What does current guidance say on this issue?

The Kings Fund (2016) investigated pressures in general practice by analysing another database collecting GP contact data called ResearchOne. The Kings Fund report revealed that although people are living longer, this has led to a rise in the number of those living with chronic and often multiple conditions. Furthermore, the largest growth in the average number of chronic conditions was seen in people aged 85 and over.

The Department of Health (2012) reports that although the likelihood of having a long-term condition increases with age, by 2034 the number of people 85 and over is projected to be 2.5 times that in 2009, reaching 3.5 million people (5% of the population).

What are the implications?

Multi-morbidity and nearing the end of life appear to be the main drivers of costs in the very old population (80+), rather than age.

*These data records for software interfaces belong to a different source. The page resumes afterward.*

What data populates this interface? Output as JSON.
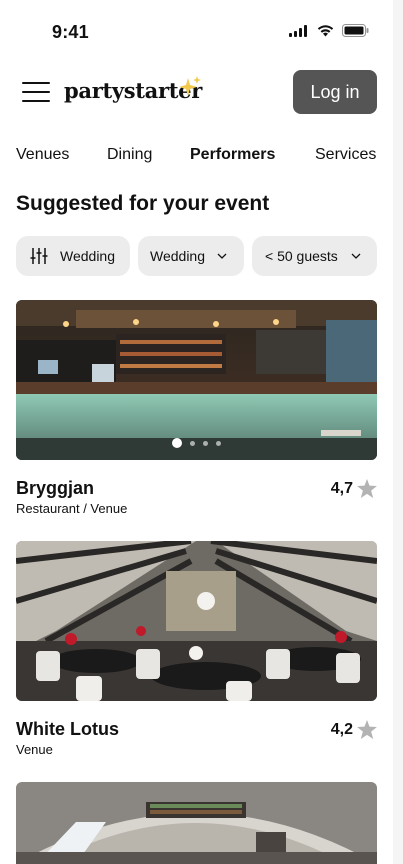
{
  "status_bar": {
    "time": "9:41"
  },
  "header": {
    "logo": "partystarter",
    "login_label": "Log in"
  },
  "tabs": [
    {
      "label": "Venues",
      "active": false
    },
    {
      "label": "Dining",
      "active": false
    },
    {
      "label": "Performers",
      "active": true
    },
    {
      "label": "Services",
      "active": false
    }
  ],
  "section": {
    "title": "Suggested for your event"
  },
  "filters": {
    "event_type": "Wedding",
    "occasion": "Wedding",
    "guests": "< 50 guests"
  },
  "listings": [
    {
      "name": "Bryggjan",
      "category": "Restaurant / Venue",
      "rating": "4,7"
    },
    {
      "name": "White Lotus",
      "category": "Venue",
      "rating": "4,2"
    }
  ],
  "colors": {
    "login_bg": "#555555",
    "chip_bg": "#ececec",
    "star": "#b3b3b3",
    "sparkle": "#f2c94c"
  },
  "icons": [
    "menu-icon",
    "sparkle-icon",
    "sliders-icon",
    "chevron-down-icon",
    "star-icon",
    "signal-icon",
    "wifi-icon",
    "battery-icon"
  ]
}
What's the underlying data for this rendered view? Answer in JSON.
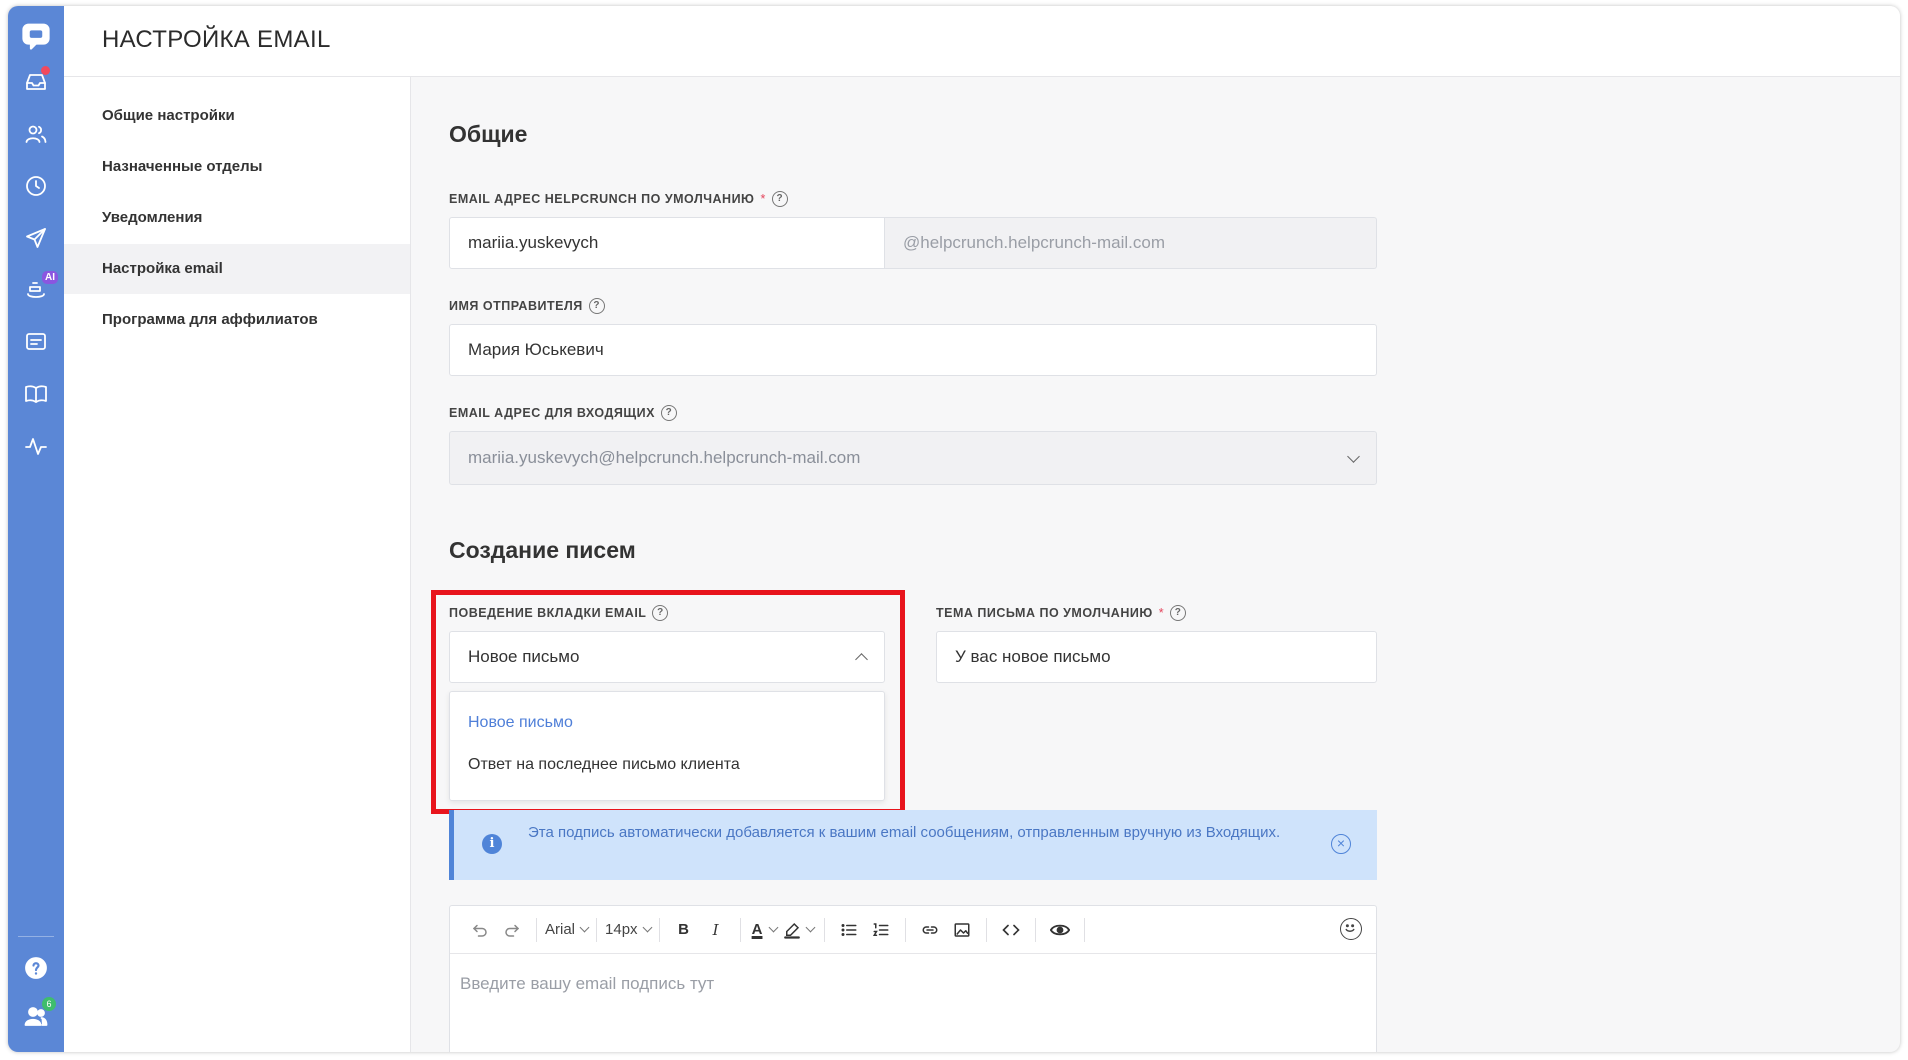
{
  "header": {
    "title": "НАСТРОЙКА EMAIL"
  },
  "rail": {
    "icons": [
      "chat-logo-icon",
      "inbox-icon",
      "contacts-icon",
      "history-icon",
      "send-icon",
      "ai-bot-icon",
      "widget-icon",
      "knowledge-base-icon",
      "activity-icon",
      "help-icon",
      "team-icon"
    ],
    "ai_badge": "AI",
    "team_badge": "6"
  },
  "sidebar": {
    "items": [
      {
        "label": "Общие настройки",
        "active": false
      },
      {
        "label": "Назначенные отделы",
        "active": false
      },
      {
        "label": "Уведомления",
        "active": false
      },
      {
        "label": "Настройка email",
        "active": true
      },
      {
        "label": "Программа для аффилиатов",
        "active": false
      }
    ]
  },
  "general": {
    "heading": "Общие",
    "default_email_label": "EMAIL АДРЕС HELPCRUNCH ПО УМОЛЧАНИЮ",
    "default_email_value": "mariia.yuskevych",
    "default_email_suffix": "@helpcrunch.helpcrunch-mail.com",
    "sender_name_label": "ИМЯ ОТПРАВИТЕЛЯ",
    "sender_name_value": "Мария Юськевич",
    "incoming_label": "EMAIL АДРЕС ДЛЯ ВХОДЯЩИХ",
    "incoming_value": "mariia.yuskevych@helpcrunch.helpcrunch-mail.com"
  },
  "compose": {
    "heading": "Создание писем",
    "behavior_label": "ПОВЕДЕНИЕ ВКЛАДКИ EMAIL",
    "behavior_value": "Новое письмо",
    "behavior_options": [
      "Новое письмо",
      "Ответ на последнее письмо клиента"
    ],
    "subject_label": "ТЕМА ПИСЬМА ПО УМОЛЧАНИЮ",
    "subject_value": "У вас новое письмо",
    "required_mark": "*",
    "help_mark": "?"
  },
  "info": {
    "text": "Эта подпись автоматически добавляется к вашим email сообщениям, отправленным вручную из Входящих.",
    "icon_glyph": "i",
    "close_glyph": "×"
  },
  "editor": {
    "font": "Arial",
    "size": "14px",
    "bold": "B",
    "italic": "I",
    "text_color": "A",
    "placeholder": "Введите вашу email подпись тут"
  },
  "colors": {
    "rail": "#5b87d6",
    "accent": "#4f7fd8",
    "highlight": "#e8141c",
    "info_bg": "#cfe3fb"
  }
}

For healthcare delivery, this suggests a shift away from predicting healthcare costs based on age alone.

The likelihood that people will need medical care – and its cost - might be measured by the number of different conditions at one time, frequency of contact with the health service, proximity to death, and socioeconomic status.

This study also adds to the growing body of research supporting the use of GP data to plan commissioning decisions and make healthcare services responsive to specific populations.


Citation and Funding

Hazra N C, Rudisill C, Gulliford M C. Determinants of health care costs in the senior elderly: age, comorbidity, impairment, or proximity to death? Eur J Health Econ. 2017. [Epub ahead of print].

This project was funded by the National Institute for Health Research Biomedical Research Centre at Guy’s and St Thomas’ NHS Foundation Trust and Kings College London, and in part by the Dunhill Medical Trust (grant number: R392/1114).



Barnett K, Mercer SW, Norbury M, et al. Epidemiology of multimorbidity and implications for health care, research, and medical education: a cross-sectional study. Lancet. 2012;380(9836):37-43.

DH. Long term conditions compendium of information: third edition. London: Department of Health; 2012.

Gijsen R, Hoeymans N, Schellevis F, et al. Causes and consequences of comorbidity: a review. J Clin Epidemiol. 2001;54(7):661-74.

MHRA. Clinical Practice Research Datalink. London: Medicines & Healthcare Products Regulatory Agency; 2017.

NHS Digital. General Practice Extraction Service. Leeds; 2017.

NICE. Multi-morbidity: clinical assessment and management. NG56. London: National Institute for Health and Care Excellence; 2016.

Salisbury C, Johnson C, Purdy S, et al. Epidemiology and impact of multimorbidity in primary care: a retrospective cohort study. Br J Gen Pract. 2011;61(582):e12-21.

The King’s Fund. Understanding pressures in general practice. London: The King’s Fund; 2016.

van den Akker M, Buntinx F, Metsemakers JFM, et al. Multimorbidity in general practice: prevalence, incidence, and determinants of co-occurring chronic and recurrent diseases. J Clin Epidemiol. 1998;51(5):367-75.

Walker A. Multiple chronic diseases and quality of life: patterns emerging from a large national sample, Australia. Chronic Illn. 2007;3(3):202-18.

Produced by the University of Southampton and Bazian on behalf of NIHR through the NIHR Dissemination Centre


NIHR Evidence is covered by the creative commons, CC-BY licence. Written content may be freely reproduced provided that suitable acknowledgement is made. Note, this license excludes comments made by third parties, audiovisual content, and linked content on other websites.

  • Share via:
  • Print article


The NICE guidelines for multi-morbidity, clinical assessment and management (2016), define multi-morbidity as presence of two or more long-term health conditions, which can include physical and mental health conditions, on-going conditions, complex symptoms such as frailty or pain, sensory impairment and alcohol and substance misuse. The Clinical Practice Research Data link (CPRD; 2017) is a governmental, not-for-profit research service, jointly funded by the NIHR and the Medicines and Healthcare product Regulatory Agency. CPRD data is available for public-benefiting research only, and covers around 7% of the UK population, mainly GP surgeries in the south of England.  
Back to top